Without a single alteration, write the listing out again.

[Start of Attachment]

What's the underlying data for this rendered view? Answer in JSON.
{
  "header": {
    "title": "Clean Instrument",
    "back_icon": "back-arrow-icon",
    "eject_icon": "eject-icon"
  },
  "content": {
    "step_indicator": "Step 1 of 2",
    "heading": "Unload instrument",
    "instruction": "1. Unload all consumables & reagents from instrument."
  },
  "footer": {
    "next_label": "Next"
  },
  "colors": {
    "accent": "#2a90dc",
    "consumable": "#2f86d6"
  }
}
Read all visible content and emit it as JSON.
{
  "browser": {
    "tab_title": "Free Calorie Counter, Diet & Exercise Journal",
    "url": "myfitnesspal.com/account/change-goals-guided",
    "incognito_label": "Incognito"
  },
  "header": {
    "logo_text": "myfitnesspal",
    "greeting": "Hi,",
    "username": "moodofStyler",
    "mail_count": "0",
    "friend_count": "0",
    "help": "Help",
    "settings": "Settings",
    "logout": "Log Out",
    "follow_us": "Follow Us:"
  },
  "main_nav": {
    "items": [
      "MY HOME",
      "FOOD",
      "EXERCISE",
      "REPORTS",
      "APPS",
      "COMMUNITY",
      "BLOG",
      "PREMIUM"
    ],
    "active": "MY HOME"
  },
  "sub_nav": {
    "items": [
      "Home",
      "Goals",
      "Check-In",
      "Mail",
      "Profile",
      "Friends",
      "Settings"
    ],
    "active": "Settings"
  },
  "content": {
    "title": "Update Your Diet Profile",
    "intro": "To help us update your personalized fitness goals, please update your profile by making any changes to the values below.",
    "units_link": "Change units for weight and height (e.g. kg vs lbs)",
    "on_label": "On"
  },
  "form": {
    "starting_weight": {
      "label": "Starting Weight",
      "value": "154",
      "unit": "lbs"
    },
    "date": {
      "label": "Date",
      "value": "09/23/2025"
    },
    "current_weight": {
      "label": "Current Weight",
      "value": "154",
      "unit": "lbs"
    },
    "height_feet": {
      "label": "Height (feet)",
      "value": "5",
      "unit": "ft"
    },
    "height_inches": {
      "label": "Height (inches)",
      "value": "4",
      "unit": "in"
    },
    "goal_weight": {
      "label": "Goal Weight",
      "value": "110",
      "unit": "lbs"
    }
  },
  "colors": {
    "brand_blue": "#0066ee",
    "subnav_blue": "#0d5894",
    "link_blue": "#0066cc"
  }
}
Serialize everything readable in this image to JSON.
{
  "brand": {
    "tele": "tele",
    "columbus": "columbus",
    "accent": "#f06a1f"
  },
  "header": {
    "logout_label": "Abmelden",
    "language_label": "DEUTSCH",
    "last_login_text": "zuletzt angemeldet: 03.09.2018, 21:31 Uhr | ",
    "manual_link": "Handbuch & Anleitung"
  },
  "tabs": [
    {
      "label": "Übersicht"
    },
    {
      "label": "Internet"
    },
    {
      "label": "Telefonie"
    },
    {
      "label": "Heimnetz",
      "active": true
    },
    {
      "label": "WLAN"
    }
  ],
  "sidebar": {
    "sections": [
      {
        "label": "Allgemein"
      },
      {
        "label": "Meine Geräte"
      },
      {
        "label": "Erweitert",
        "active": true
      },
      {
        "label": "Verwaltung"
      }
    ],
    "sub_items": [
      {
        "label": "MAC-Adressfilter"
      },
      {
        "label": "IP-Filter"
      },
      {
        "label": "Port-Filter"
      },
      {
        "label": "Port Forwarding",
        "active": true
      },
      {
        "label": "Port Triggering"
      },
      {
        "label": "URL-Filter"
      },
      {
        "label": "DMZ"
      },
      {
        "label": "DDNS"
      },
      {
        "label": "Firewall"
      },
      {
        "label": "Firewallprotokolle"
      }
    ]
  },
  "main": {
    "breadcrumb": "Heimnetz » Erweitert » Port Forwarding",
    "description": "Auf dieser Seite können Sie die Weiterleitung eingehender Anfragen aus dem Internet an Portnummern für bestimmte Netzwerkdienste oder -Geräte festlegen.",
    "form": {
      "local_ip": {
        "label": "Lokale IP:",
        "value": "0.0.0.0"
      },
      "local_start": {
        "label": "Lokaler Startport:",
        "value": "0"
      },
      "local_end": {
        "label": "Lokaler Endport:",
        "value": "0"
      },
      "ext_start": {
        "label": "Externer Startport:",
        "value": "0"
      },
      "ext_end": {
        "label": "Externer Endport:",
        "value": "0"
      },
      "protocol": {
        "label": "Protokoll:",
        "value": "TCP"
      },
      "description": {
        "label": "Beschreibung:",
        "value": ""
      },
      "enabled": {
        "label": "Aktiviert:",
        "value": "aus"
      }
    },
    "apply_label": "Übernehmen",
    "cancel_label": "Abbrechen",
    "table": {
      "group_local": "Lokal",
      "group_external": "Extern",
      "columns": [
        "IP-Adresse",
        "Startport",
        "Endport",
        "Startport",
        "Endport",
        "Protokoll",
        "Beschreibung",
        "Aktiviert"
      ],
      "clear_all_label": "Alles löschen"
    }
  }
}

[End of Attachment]

Answer to this problem:
What's the underlying data for this rendered view? Answer in JSON.
{
  "header": {
    "title": "Clean Instrument",
    "back_icon": "back-arrow-icon",
    "eject_icon": "eject-icon"
  },
  "content": {
    "step_indicator": "Step 1 of 2",
    "heading": "Unload instrument",
    "instruction": "1. Unload all consumables & reagents from instrument."
  },
  "footer": {
    "next_label": "Next"
  },
  "colors": {
    "accent": "#2a90dc",
    "consumable": "#2f86d6"
  }
}
Read all visible content and emit it as JSON.
{
  "browser": {
    "tab_title": "Free Calorie Counter, Diet & Exercise Journal",
    "url": "myfitnesspal.com/account/change-goals-guided",
    "incognito_label": "Incognito"
  },
  "header": {
    "logo_text": "myfitnesspal",
    "greeting": "Hi,",
    "username": "moodofStyler",
    "mail_count": "0",
    "friend_count": "0",
    "help": "Help",
    "settings": "Settings",
    "logout": "Log Out",
    "follow_us": "Follow Us:"
  },
  "main_nav": {
    "items": [
      "MY HOME",
      "FOOD",
      "EXERCISE",
      "REPORTS",
      "APPS",
      "COMMUNITY",
      "BLOG",
      "PREMIUM"
    ],
    "active": "MY HOME"
  },
  "sub_nav": {
    "items": [
      "Home",
      "Goals",
      "Check-In",
      "Mail",
      "Profile",
      "Friends",
      "Settings"
    ],
    "active": "Settings"
  },
  "content": {
    "title": "Update Your Diet Profile",
    "intro": "To help us update your personalized fitness goals, please update your profile by making any changes to the values below.",
    "units_link": "Change units for weight and height (e.g. kg vs lbs)",
    "on_label": "On"
  },
  "form": {
    "starting_weight": {
      "label": "Starting Weight",
      "value": "154",
      "unit": "lbs"
    },
    "date": {
      "label": "Date",
      "value": "09/23/2025"
    },
    "current_weight": {
      "label": "Current Weight",
      "value": "154",
      "unit": "lbs"
    },
    "height_feet": {
      "label": "Height (feet)",
      "value": "5",
      "unit": "ft"
    },
    "height_inches": {
      "label": "Height (inches)",
      "value": "4",
      "unit": "in"
    },
    "goal_weight": {
      "label": "Goal Weight",
      "value": "110",
      "unit": "lbs"
    }
  },
  "colors": {
    "brand_blue": "#0066ee",
    "subnav_blue": "#0d5894",
    "link_blue": "#0066cc"
  }
}
Serialize everything readable in this image to JSON.
{
  "brand": {
    "tele": "tele",
    "columbus": "columbus",
    "accent": "#f06a1f"
  },
  "header": {
    "logout_label": "Abmelden",
    "language_label": "DEUTSCH",
    "last_login_text": "zuletzt angemeldet: 03.09.2018, 21:31 Uhr | ",
    "manual_link": "Handbuch & Anleitung"
  },
  "tabs": [
    {
      "label": "Übersicht"
    },
    {
      "label": "Internet"
    },
    {
      "label": "Telefonie"
    },
    {
      "label": "Heimnetz",
      "active": true
    },
    {
      "label": "WLAN"
    }
  ],
  "sidebar": {
    "sections": [
      {
        "label": "Allgemein"
      },
      {
        "label": "Meine Geräte"
      },
      {
        "label": "Erweitert",
        "active": true
      },
      {
        "label": "Verwaltung"
      }
    ],
    "sub_items": [
      {
        "label": "MAC-Adressfilter"
      },
      {
        "label": "IP-Filter"
      },
      {
        "label": "Port-Filter"
      },
      {
        "label": "Port Forwarding",
        "active": true
      },
      {
        "label": "Port Triggering"
      },
      {
        "label": "URL-Filter"
      },
      {
        "label": "DMZ"
      },
      {
        "label": "DDNS"
      },
      {
        "label": "Firewall"
      },
      {
        "label": "Firewallprotokolle"
      }
    ]
  },
  "main": {
    "breadcrumb": "Heimnetz » Erweitert » Port Forwarding",
    "description": "Auf dieser Seite können Sie die Weiterleitung eingehender Anfragen aus dem Internet an Portnummern für bestimmte Netzwerkdienste oder -Geräte festlegen.",
    "form": {
      "local_ip": {
        "label": "Lokale IP:",
        "value": "0.0.0.0"
      },
      "local_start": {
        "label": "Lokaler Startport:",
        "value": "0"
      },
      "local_end": {
        "label": "Lokaler Endport:",
        "value": "0"
      },
      "ext_start": {
        "label": "Externer Startport:",
        "value": "0"
      },
      "ext_end": {
        "label": "Externer Endport:",
        "value": "0"
      },
      "protocol": {
        "label": "Protokoll:",
        "value": "TCP"
      },
      "description": {
        "label": "Beschreibung:",
        "value": ""
      },
      "enabled": {
        "label": "Aktiviert:",
        "value": "aus"
      }
    },
    "apply_label": "Übernehmen",
    "cancel_label": "Abbrechen",
    "table": {
      "group_local": "Lokal",
      "group_external": "Extern",
      "columns": [
        "IP-Adresse",
        "Startport",
        "Endport",
        "Startport",
        "Endport",
        "Protokoll",
        "Beschreibung",
        "Aktiviert"
      ],
      "clear_all_label": "Alles löschen"
    }
  }
}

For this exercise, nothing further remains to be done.